Unlikely wide receivers, tight ends are regularly required to block or come off the field. Elite or at least high-performing tight ends will spend less time blocking or letting another tight end block while they wait on the sidelines. As a result, the ‘routes run’ statistic can be a very informative metric. Hockenson, Engram, Freiermuth and Everett were all running 35+ routes a week when they were performing at their best. This is particularly useful when considering waiver wire moves during the season. Look for high-route runners and pick them up before others get there without being overly swayed by target counts.

  1. Wide receiver injuries/trades

Unsurprisingly, tight ends get more targets when the elite pass catchers around them are injured or traded away. This was certainly the case for Pat Freiermuth (Chase Claypool leaving), Tyler Higbee (Cooper Kupp’s injury) and Gerald Everett (Keenan Allen and Mike Williams injuries). Sadly, this isn’t often predictable in advance, but occasionally you can strike when a tight end has very little wide receiver competition, and this isn’t reflected in their ADP (though it usually is).

  1. Gambling on every down tight ends.

There’s a limited amount of every down tight ends in the league, with 14 teams using a restrictive level of tight end committee. Players in committees will very rarely finish as a top tight end (though there are rare exceptions, which usually regress), meaning it’s worth gambling on guys who play on every down, ideally with limited blocking responsibilities on passing downs. This isn’t always easy to predict, but it’s something to look out for when preparing for your drafts.

Now it’s time to look at the guys who disappointed in 2022, the busts. Here they are in all their mediocrity:

Mark Andrews -TE4, drafted as TE2 (late second round)

Kyle Pitts – TE23, drafted as TE3 (mid-third round)

Darren Waller – TE9, drafted as TE5 (mid-fifth round)

Dawson Knox – TE15, drafted as TE10 (mid-eighth round)

Hunter Henry – TE31, drafted as TE13 (mid-eleventh round)

Mike Gesicki – TE36, drafted as TE14 (mid-eleventh round)

Let’s look at what caused their disappointing season. Here are some factors as I see it:

  1. Beware pass catching competition

A new pass-catcher can make a big difference to the effectiveness of tight ends, who are often already feeding on scraps. This was the case for Darren Waller (Davante Adams), Kyle Pitts (Drake London), Hunter Henry (Devante Parker) and Mike Gesicki (Tyreek Hill). While this  isn’t always the case when a new star receiver arrives in town, it’s certainly a major factor if the new arrival doesn’t lead to a significant improvement in the passing offense.

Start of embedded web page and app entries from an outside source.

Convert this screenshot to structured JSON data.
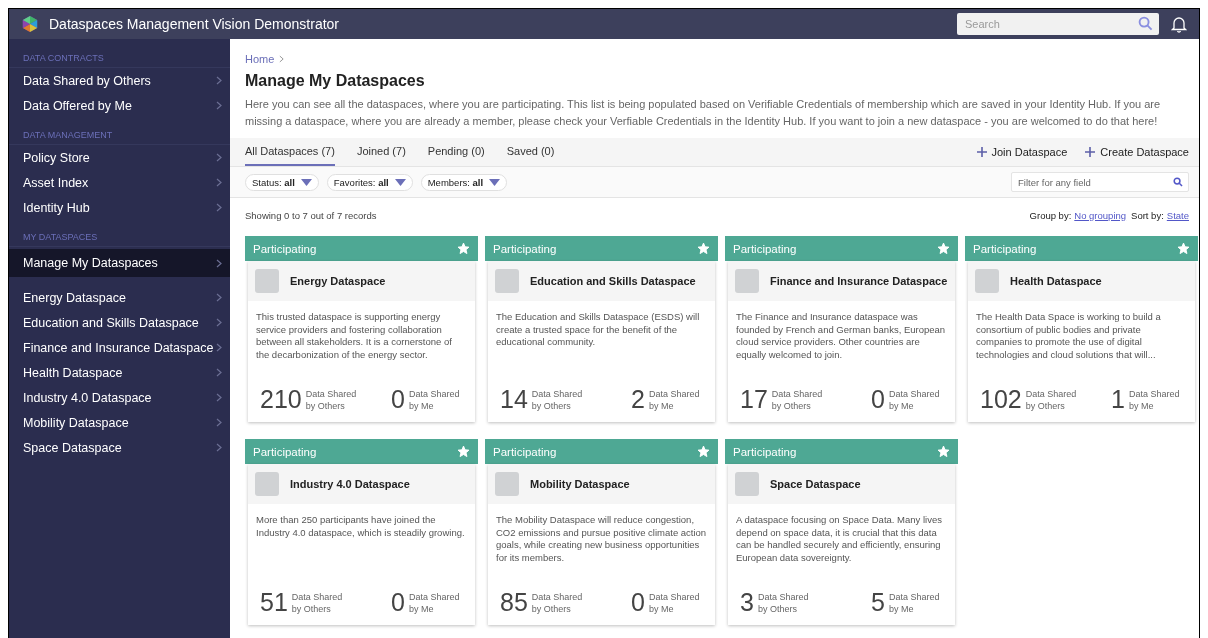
{
  "app": {
    "title": "Dataspaces Management Vision Demonstrator",
    "search_placeholder": "Search"
  },
  "sidebar": {
    "sections": [
      {
        "heading": "DATA CONTRACTS",
        "items": [
          {
            "label": "Data Shared by Others",
            "selected": false
          },
          {
            "label": "Data Offered by Me",
            "selected": false
          }
        ]
      },
      {
        "heading": "DATA MANAGEMENT",
        "items": [
          {
            "label": "Policy Store",
            "selected": false
          },
          {
            "label": "Asset Index",
            "selected": false
          },
          {
            "label": "Identity Hub",
            "selected": false
          }
        ]
      },
      {
        "heading": "MY DATASPACES",
        "items": [
          {
            "label": "Manage My Dataspaces",
            "selected": true
          }
        ]
      },
      {
        "items": [
          {
            "label": "Energy Dataspace",
            "selected": false
          },
          {
            "label": "Education and Skills Dataspace",
            "selected": false
          },
          {
            "label": "Finance and Insurance Dataspace",
            "selected": false
          },
          {
            "label": "Health Dataspace",
            "selected": false
          },
          {
            "label": "Industry 4.0 Dataspace",
            "selected": false
          },
          {
            "label": "Mobility Dataspace",
            "selected": false
          },
          {
            "label": "Space Dataspace",
            "selected": false
          }
        ]
      }
    ]
  },
  "breadcrumb": "Home",
  "page_title": "Manage My Dataspaces",
  "description": "Here you can see all the dataspaces, where you are participating. This list is being populated based on Verifiable Credentials of membership which are saved in your Identity Hub. If you are missing a dataspace, where you are already a member, please check your Verfiable Credentials in the Identity Hub. If you want to join a new dataspace - you are welcomed to do that here!",
  "tabs": [
    {
      "label": "All Dataspaces (7)",
      "selected": true
    },
    {
      "label": "Joined (7)",
      "selected": false
    },
    {
      "label": "Pending (0)",
      "selected": false
    },
    {
      "label": "Saved (0)",
      "selected": false
    }
  ],
  "actions": [
    "Join Dataspace",
    "Create Dataspace"
  ],
  "filters": [
    "Status: **all**",
    "Favorites: **all**",
    "Members: **all**"
  ],
  "filter_placeholder": "Filter for any field",
  "records": "Showing 0 to 7 out of 7 records",
  "group_by": {
    "label": "Group by:",
    "value": "No grouping"
  },
  "sort_by": {
    "label": "Sort by:",
    "value": "State"
  },
  "cards": [
    {
      "status": "Participating",
      "favorite": true,
      "title": "Energy Dataspace",
      "description": "This trusted dataspace is supporting energy service providers and fostering collaboration between all stakeholders. It is a cornerstone of the decarbonization of the energy sector.",
      "stats": [
        {
          "value": "210",
          "label": "Data Shared by Others"
        },
        {
          "value": "0",
          "label": "Data Shared by Me"
        }
      ]
    },
    {
      "status": "Participating",
      "favorite": true,
      "title": "Education and Skills Dataspace",
      "description": "The Education and Skills Dataspace (ESDS) will create a trusted space for the benefit of the educational community.",
      "stats": [
        {
          "value": "14",
          "label": "Data Shared by Others"
        },
        {
          "value": "2",
          "label": "Data Shared by Me"
        }
      ]
    },
    {
      "status": "Participating",
      "favorite": true,
      "title": "Finance and Insurance Dataspace",
      "description": "The Finance and Insurance dataspace was founded by French and German banks, European cloud service providers. Other countries are equally welcomed to join.",
      "stats": [
        {
          "value": "17",
          "label": "Data Shared by Others"
        },
        {
          "value": "0",
          "label": "Data Shared by Me"
        }
      ]
    },
    {
      "status": "Participating",
      "favorite": true,
      "title": "Health Dataspace",
      "description": "The Health Data Space is working to build a consortium of public bodies and private companies to promote the use of digital technologies and cloud solutions that will...",
      "stats": [
        {
          "value": "102",
          "label": "Data Shared by Others"
        },
        {
          "value": "1",
          "label": "Data Shared by Me"
        }
      ]
    },
    {
      "status": "Participating",
      "favorite": true,
      "title": "Industry 4.0 Dataspace",
      "description": "More than 250 participants have joined the Industry 4.0 dataspace, which is steadily growing.",
      "stats": [
        {
          "value": "51",
          "label": "Data Shared by Others"
        },
        {
          "value": "0",
          "label": "Data Shared by Me"
        }
      ]
    },
    {
      "status": "Participating",
      "favorite": true,
      "title": "Mobility Dataspace",
      "description": "The Mobility Dataspace will reduce congestion, CO2 emissions and pursue positive climate action goals, while creating new business opportunities for its members.",
      "stats": [
        {
          "value": "85",
          "label": "Data Shared by Others"
        },
        {
          "value": "0",
          "label": "Data Shared by Me"
        }
      ]
    },
    {
      "status": "Participating",
      "favorite": true,
      "title": "Space Dataspace",
      "description": "A dataspace focusing on Space Data. Many lives depend on space data, it is crucial that this data can be handled securely and efficiently, ensuring European data sovereignty.",
      "stats": [
        {
          "value": "3",
          "label": "Data Shared by Others"
        },
        {
          "value": "5",
          "label": "Data Shared by Me"
        }
      ]
    }
  ]
}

  1. Quarterbacks matter

Pocket passers will often rely on their tight ends as a safety valve, while other quarterbacks will prefer using their legs to get out of trouble. Meanwhile, other quarterbacks just prefer looking to their wide receivers. A change in quarterback style can mean trouble for a tight end. This was certainly the case for Mark Andrews (with Tyler Huntley) and Kyle Pitts (with Marcus Mariota) while others like George Kittle, David Njoku, Tyler Conklin and Logan Thomas saw plenty of passer-related variation. Look at a quarterback’s history for a guide on how they use their tight ends. While this will often be scheme- or tight end talent-related, it is still a factor to consider.

  1. Beware of a drop in routes run

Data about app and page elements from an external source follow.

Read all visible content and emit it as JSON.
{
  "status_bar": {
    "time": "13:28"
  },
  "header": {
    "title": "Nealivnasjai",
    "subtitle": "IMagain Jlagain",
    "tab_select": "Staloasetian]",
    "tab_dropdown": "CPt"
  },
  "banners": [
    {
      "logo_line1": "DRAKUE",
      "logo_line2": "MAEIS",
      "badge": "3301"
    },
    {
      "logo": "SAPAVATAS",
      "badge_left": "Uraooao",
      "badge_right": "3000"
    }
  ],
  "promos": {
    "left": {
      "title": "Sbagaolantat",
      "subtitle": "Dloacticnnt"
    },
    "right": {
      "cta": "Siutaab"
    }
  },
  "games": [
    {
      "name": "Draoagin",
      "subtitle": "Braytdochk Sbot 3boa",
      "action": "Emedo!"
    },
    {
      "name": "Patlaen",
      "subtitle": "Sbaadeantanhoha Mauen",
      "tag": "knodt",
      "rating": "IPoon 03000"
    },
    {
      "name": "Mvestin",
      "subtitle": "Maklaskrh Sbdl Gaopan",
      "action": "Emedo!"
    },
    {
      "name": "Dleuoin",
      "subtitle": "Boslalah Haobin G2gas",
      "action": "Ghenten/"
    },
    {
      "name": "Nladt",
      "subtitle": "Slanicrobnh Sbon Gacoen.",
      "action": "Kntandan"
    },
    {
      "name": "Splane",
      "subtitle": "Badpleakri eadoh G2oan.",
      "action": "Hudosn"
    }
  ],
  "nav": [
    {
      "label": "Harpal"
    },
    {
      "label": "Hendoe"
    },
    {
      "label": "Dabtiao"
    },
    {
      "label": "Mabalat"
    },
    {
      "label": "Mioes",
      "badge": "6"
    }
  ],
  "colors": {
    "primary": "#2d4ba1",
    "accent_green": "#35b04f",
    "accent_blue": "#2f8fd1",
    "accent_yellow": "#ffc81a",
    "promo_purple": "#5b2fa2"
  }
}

After playing on most passing downs, Kyle Pitts dropped to under 20 routes run in many games last season. That’s entirely unsustainable for quality fantasy production. Hunter Henry saw this big drop, too, and Mike Gesicki was running under a dozen routes at times during the season. Mark Andrews, Cole Kmet, Robert Tonyan and Dalton Schultz all saw major issues here too. Meanwhile, Dawson Knox, Hayden Hurst and Daniel Bellinger could all provide Evan Engram-like target regression based on what we saw in 2022.

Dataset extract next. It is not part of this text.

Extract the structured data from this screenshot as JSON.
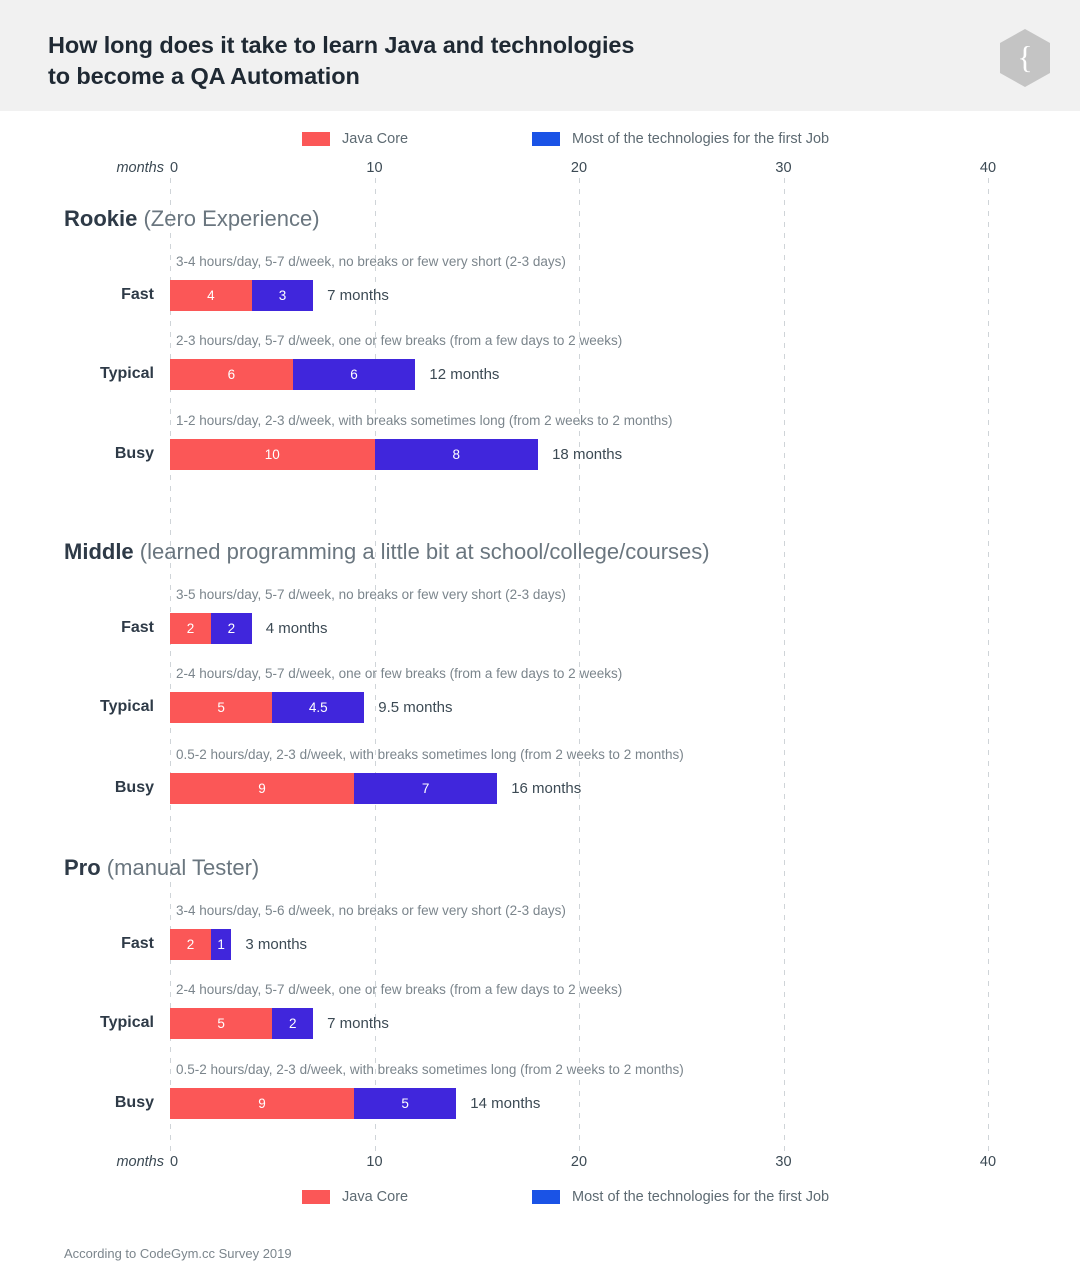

Tight ends were one of the more predictable positions to rank in fantasy football last year, and most variance can be put down to randomness or things that can’t easily be categorized. Nevertheless, I hope these ideas help you when drafting players this coming season. Check out my rankings at ffdfantasyfootball.com, or if you have any thoughts or questions, you can find me @thefantasyfirstdown on Instagram (where I answer all questions) and @fantasyfirstdwn on Twitter. In two weeks, I’ll be back with a new series of articles.